Les Misérables, arguably one of the most iconic and well-known musicals in theater history, is back at the Hollywood Pantages Theatre. Cameron Mackintosh’s production was conceived in 2009 to celebrate the 25th anniversary of the epic tale and played over 1000 performances on Broadway beginning in 2014. Incorporating new scenery inspired by the paintings of Victor Hugo, this iteration features a slightly pared-down staging that does not include the turntable the show has often been known for.
Based on Hugo’s novel of the same name with music by Claude-Michel Schönberg and original French-language lyrics by Alain Boublil (who was in attendance on opening night in Los Angeles) and Jean-Marc Natel, Les Misérables tells a story that spans nearly twenty years, set against the backdrop of the French Revolution. At its center is the cat-and-mouse game between Jean Valjean (Nick Cartell), an ex-con who escapes parole to start a new life, and Javert (Josh Davis), a ruthless police inspector. Eager to atone for the sins of his past, Valjean befriends Fantine (Mary Kate Moore), a dying prostitute who has been defeated by poverty, promising to care for her daughter, Cosette (Jillian Butler). He rescues Cosette from the care of the evil Thénardier (J. Anthony Crane) and Madame Thénardier (Allison Guinn), who have treated her as a servant while doting on their own daughter, Éponine (Paige Smallwood). Nine years later, Cosette and Éponine cross paths again when they are both in love with the same man, Marius (Joshua Grosso), but the first stirs of revolution in Paris quickly threaten to tear everyone apart.
In the history of this musical, so many iconic performers have sung these songs, which certainly creates a perhaps unfair level of expectation for any cast to meet. As Valjean, Cartell starts out leaning too far into melodrama as Valjean escapes custody, but thankfully finds subtlety as the character evolves, culminating in a gorgeous rendition of “Bring Him Home” that received the loudest ovation of the night. The chemistry with Javert felt lacking in this version, though, with their dynamic sometimes getting lost in the shuffle. Davis’s appropriately menacing performance and impressive voice are ultimately one-note, making the character’s final moments, which are not helped by the most cringeworthy staging choice of the night, fall flat. Moore’s “I Dreamed a Dream” was not amongst my favorite renditions of the classic song, but acting-wise she left a better impression, especially considering the character disappears for about 2 hours of the show.
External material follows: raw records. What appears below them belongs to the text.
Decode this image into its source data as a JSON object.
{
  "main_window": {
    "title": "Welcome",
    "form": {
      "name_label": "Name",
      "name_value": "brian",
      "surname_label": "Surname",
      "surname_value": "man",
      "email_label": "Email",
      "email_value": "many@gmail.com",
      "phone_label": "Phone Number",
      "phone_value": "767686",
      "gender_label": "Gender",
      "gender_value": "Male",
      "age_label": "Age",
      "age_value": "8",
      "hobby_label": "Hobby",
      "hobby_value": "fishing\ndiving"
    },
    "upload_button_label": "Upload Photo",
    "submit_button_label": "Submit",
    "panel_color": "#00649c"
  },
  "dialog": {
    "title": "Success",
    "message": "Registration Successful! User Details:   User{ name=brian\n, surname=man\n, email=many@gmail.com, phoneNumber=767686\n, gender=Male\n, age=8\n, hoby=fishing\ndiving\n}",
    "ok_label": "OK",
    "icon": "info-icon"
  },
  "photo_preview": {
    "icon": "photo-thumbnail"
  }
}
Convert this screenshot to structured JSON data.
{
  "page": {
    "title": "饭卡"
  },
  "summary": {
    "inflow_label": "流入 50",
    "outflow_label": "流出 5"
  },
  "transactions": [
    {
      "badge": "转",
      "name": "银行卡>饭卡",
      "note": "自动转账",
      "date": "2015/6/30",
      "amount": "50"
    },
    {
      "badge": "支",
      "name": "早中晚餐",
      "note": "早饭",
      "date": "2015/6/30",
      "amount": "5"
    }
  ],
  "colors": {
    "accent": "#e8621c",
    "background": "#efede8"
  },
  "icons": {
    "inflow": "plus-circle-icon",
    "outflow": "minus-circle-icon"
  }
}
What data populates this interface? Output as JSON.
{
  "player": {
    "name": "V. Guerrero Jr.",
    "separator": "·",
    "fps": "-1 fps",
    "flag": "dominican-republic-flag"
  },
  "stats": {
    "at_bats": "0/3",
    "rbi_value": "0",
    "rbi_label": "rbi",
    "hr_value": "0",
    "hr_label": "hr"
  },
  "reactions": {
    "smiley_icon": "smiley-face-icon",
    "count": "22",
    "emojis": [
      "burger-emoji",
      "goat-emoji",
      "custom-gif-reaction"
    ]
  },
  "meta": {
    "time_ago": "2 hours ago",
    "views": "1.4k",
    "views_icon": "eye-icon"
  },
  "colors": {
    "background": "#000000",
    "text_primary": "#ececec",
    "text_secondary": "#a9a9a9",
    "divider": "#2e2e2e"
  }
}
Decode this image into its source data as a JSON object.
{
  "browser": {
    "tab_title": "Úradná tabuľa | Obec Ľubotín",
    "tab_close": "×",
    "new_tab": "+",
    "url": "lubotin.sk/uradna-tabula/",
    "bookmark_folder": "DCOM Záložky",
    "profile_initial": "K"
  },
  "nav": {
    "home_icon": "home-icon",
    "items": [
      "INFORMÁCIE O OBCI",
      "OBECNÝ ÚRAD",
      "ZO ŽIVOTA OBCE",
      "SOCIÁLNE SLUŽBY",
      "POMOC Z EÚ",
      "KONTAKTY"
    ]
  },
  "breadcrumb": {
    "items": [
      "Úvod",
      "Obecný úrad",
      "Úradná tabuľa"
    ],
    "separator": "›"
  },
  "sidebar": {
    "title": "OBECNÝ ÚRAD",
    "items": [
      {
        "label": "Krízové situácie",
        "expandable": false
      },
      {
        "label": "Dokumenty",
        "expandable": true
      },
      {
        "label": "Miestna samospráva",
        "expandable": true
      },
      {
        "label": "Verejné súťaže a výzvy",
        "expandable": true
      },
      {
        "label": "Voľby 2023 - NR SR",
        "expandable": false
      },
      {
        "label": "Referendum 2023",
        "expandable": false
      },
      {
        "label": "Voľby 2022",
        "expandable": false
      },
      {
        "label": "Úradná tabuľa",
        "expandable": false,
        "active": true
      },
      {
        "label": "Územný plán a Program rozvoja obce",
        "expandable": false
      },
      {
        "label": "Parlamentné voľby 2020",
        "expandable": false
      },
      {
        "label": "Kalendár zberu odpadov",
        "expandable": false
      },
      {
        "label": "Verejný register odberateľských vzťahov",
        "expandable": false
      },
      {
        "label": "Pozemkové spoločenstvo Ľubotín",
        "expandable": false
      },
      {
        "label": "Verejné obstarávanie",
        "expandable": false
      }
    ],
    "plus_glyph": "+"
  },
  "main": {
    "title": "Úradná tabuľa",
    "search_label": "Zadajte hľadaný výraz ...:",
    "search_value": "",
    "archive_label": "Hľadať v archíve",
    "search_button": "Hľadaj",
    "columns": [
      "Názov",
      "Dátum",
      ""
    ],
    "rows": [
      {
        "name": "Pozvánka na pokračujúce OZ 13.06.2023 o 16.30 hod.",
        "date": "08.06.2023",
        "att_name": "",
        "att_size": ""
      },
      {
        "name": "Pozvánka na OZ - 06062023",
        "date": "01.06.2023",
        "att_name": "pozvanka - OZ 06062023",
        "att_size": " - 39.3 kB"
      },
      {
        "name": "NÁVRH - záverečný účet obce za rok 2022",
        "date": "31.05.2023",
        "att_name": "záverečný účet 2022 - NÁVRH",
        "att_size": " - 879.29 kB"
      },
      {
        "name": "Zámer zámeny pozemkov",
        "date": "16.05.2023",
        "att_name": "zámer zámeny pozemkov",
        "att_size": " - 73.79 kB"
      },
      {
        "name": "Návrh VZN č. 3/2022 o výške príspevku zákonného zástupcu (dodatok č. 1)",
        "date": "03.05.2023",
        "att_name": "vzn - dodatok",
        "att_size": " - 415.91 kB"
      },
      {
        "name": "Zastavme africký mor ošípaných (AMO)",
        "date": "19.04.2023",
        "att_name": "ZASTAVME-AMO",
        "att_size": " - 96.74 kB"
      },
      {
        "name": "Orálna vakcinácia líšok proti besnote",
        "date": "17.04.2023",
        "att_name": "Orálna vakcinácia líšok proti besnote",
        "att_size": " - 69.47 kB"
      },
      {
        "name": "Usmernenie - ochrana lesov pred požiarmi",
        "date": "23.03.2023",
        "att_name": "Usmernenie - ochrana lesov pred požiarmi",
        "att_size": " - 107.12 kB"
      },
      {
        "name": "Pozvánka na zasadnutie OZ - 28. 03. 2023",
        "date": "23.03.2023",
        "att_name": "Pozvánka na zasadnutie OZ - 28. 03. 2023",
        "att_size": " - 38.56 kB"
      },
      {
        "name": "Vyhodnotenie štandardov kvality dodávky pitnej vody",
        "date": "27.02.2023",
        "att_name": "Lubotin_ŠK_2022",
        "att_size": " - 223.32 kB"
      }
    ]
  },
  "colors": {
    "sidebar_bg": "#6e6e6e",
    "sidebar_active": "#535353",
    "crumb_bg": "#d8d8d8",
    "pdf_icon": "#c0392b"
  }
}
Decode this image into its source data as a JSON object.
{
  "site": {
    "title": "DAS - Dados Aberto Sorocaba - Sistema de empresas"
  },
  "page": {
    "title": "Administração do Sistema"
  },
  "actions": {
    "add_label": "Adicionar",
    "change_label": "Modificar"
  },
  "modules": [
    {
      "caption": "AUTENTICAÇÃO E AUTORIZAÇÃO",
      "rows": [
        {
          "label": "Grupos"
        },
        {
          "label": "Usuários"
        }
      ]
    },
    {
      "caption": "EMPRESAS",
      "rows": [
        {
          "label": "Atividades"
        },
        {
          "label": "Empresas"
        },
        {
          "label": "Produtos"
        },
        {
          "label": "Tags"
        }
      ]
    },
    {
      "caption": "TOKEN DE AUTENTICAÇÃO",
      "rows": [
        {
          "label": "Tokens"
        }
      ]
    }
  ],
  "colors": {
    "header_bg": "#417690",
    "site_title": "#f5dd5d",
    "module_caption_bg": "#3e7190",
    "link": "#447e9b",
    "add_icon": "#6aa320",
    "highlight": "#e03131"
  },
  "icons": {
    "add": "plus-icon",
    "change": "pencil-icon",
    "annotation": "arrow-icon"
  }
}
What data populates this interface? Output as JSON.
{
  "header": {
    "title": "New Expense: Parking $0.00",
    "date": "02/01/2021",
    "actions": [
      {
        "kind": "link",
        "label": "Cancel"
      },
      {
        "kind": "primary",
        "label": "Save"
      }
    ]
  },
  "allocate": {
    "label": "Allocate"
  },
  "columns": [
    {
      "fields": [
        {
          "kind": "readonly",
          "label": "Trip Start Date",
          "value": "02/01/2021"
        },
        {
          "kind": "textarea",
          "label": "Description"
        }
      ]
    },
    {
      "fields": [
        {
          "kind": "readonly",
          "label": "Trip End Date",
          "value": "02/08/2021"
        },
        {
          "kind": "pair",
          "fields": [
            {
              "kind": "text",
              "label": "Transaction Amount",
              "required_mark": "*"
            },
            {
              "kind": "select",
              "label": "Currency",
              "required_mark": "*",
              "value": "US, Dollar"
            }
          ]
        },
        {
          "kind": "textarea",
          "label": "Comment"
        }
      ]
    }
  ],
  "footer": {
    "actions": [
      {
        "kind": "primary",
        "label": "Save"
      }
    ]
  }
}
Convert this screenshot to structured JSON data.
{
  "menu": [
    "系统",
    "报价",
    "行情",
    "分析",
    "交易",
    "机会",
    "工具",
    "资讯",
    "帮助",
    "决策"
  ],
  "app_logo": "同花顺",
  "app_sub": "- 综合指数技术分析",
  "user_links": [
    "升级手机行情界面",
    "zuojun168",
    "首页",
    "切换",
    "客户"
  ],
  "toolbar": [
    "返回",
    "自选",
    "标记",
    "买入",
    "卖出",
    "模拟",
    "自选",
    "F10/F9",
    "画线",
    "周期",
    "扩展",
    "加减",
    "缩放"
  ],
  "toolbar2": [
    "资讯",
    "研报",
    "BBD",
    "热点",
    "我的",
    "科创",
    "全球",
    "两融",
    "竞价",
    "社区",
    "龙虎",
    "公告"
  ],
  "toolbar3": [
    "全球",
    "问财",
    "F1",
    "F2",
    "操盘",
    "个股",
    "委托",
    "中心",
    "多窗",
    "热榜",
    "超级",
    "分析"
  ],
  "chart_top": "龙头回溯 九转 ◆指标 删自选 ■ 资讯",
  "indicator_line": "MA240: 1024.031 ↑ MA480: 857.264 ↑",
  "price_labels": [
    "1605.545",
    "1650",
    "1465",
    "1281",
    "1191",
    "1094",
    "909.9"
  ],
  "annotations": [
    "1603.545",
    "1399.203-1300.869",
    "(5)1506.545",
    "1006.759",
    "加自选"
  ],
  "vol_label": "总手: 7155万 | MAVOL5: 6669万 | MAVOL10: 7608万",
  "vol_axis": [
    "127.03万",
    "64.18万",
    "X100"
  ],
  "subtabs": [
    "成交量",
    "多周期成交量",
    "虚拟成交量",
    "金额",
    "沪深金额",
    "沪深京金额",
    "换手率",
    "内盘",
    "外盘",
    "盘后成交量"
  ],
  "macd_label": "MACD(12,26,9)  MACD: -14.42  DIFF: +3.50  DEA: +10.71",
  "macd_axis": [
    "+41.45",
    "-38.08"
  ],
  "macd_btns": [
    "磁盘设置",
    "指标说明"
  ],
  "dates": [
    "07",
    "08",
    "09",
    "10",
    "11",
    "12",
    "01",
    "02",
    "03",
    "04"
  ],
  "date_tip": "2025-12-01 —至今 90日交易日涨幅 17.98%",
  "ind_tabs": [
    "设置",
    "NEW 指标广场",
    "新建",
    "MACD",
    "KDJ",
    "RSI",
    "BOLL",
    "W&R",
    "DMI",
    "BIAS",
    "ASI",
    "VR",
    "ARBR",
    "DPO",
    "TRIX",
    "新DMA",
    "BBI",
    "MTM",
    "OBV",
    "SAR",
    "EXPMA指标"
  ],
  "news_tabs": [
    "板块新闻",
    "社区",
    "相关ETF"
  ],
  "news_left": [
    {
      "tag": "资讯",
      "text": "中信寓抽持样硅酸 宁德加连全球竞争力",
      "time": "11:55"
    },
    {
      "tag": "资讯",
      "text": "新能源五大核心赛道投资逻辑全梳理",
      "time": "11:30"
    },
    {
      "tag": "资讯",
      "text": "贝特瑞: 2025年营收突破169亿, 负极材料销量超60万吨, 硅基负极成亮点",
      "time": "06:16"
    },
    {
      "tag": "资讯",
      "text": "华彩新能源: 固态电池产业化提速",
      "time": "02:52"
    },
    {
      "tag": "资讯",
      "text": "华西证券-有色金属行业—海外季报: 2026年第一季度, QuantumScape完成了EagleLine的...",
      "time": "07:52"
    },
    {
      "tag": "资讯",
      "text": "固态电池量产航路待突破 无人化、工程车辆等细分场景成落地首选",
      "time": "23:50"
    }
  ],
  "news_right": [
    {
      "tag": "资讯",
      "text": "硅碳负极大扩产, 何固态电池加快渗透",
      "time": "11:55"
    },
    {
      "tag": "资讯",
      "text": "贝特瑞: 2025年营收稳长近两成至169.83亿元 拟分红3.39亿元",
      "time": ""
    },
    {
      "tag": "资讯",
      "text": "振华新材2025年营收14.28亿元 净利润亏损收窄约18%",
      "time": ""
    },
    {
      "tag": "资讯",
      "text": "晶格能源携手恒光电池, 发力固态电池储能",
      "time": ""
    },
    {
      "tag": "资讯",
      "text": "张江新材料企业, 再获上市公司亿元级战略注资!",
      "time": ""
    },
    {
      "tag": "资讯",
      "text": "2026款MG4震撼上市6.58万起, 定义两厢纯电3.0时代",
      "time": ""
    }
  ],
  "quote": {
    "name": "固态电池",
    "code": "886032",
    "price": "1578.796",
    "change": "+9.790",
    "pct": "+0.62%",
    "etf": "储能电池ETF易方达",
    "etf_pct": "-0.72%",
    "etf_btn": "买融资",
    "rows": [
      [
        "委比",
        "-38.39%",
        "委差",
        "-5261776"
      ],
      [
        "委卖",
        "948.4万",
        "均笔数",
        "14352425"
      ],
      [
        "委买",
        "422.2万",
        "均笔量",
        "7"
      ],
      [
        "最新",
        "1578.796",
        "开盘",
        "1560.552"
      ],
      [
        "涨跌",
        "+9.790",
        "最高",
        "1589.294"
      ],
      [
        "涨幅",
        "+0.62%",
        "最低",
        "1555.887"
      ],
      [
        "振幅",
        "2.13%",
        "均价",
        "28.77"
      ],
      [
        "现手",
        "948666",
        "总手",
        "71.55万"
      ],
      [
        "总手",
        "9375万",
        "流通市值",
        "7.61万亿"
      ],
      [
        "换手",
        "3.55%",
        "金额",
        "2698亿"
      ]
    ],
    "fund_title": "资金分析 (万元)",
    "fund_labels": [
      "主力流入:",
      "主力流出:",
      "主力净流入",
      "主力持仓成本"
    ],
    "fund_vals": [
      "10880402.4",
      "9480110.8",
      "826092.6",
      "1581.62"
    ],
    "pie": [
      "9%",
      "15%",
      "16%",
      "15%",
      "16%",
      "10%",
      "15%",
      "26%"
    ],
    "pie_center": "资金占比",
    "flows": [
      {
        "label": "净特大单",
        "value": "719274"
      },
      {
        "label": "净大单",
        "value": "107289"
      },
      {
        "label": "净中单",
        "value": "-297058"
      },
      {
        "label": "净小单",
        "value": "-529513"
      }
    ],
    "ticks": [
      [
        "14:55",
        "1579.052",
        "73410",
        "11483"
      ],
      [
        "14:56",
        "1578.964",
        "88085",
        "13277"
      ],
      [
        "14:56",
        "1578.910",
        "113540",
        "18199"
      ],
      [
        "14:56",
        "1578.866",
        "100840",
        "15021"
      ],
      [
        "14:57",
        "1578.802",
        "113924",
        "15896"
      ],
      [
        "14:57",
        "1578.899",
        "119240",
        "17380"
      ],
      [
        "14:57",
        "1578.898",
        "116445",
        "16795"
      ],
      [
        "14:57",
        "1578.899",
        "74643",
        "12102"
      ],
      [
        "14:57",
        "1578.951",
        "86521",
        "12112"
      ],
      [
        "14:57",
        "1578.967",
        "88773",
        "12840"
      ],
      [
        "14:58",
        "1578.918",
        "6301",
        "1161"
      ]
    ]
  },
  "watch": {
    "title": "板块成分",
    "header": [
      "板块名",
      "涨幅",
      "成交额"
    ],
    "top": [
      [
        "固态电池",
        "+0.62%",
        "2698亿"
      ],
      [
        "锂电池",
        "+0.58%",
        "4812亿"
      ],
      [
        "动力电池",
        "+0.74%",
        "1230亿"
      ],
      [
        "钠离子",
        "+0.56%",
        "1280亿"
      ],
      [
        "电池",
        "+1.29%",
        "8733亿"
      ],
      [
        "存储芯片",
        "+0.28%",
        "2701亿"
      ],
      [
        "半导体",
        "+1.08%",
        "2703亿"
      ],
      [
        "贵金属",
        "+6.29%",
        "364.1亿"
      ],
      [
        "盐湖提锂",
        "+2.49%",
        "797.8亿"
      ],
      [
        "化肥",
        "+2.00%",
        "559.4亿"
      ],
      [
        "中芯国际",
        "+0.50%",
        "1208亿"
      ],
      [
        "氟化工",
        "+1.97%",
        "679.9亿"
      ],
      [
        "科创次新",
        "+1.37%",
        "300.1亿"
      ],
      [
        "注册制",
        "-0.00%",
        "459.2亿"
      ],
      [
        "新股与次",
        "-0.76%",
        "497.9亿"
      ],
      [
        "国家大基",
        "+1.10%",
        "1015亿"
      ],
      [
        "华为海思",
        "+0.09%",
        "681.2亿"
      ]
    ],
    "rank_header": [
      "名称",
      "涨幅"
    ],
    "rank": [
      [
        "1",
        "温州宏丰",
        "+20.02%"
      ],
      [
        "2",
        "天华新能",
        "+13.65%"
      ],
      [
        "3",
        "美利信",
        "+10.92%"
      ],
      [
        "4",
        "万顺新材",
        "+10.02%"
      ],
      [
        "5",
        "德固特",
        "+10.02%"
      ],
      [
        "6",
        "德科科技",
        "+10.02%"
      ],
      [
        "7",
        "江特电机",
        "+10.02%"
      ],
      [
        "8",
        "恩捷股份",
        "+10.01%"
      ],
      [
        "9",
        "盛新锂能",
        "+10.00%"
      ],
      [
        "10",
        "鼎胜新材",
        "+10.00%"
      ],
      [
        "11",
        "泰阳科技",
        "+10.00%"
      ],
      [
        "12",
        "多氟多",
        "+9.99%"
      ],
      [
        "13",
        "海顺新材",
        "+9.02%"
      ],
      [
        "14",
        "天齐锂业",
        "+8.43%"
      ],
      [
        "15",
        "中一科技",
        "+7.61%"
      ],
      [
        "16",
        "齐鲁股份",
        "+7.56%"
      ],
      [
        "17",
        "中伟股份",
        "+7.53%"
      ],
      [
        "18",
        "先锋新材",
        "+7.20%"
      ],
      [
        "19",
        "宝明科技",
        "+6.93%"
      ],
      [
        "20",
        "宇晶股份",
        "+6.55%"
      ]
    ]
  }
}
The love triangle is tricky—it is a challenge not to roll your eyes as Marius and Cosette fall in love at first sight, and as relatable as it may be, it is hard to watch Éponine moon over a man who obliviously sends her to run his errands and locate another woman he desires more on his behalf. For this to work at all, you really need to buy into the performances, and Grosso in particular did this well by making Marius very awkwardly endearing. When he literally chokes on his own first words to Cosette, it makes the ridiculous situation feel a bit more believable and sympathetic. Cosette has always been more of a plot device than a three-dimensional person, but Butler has a lovely soprano, and Smallwood sang a very convincing “On My Own,” with the audience seemingly in the palm of her hand. Crane and Guinn are total scene-stealers as the wicked Thénardiers, with Guinn in particular using terrific comedic timing to make the most of every moment, and Parker Dzuba was simply adorable as young, tragic Gavroche.
It is impossible not to miss the turntable in watching this staging, directed by Laurence Connor and James Powell. A stationary barricade is a bit less fun and dynamic, and requires more imagination during the battle scenes. Occasionally, projections (Fifty-Nine Productions) are used to create the effect of movement, particularly as Valjean carries an ailing Marius home through the tunnels of Paris. While this is moderately effective, it is so modern that it feels slightly incongruous with the sweeping 1800s-set story. And, as previously mentioned, the staging of Javert’s final number is a large misstep that comes across as over-the-top and unconvincing all at once.
The real star of Les Misérables is its beautiful sung-through score, full of recurring medleys and complicated counterpoint. From “Master of the House” to “One Day More,” nearly every song is catchy and recognizable, not to mention affecting, especially when performed by the large ensemble and orchestra. This aspect is enough to overcome any shortcomings of the production, and from the audience reactions on opening night, you would think this show was a buzzy new hit rather than something most seasoned theater fans have probably seen many times.
Les Misérables runs at the Hollywood Pantages Theatre through June 2nd. The running time is 2 hours and 55 minutes, including an intermission. Tickets start at $49 and can be purchased here. After Los Angeles, the tour will play Colorado Springs, Sioux Falls, Forth Worth, and Chicago, among other cities. For information about those dates and to purchase tickets for other cities, click here.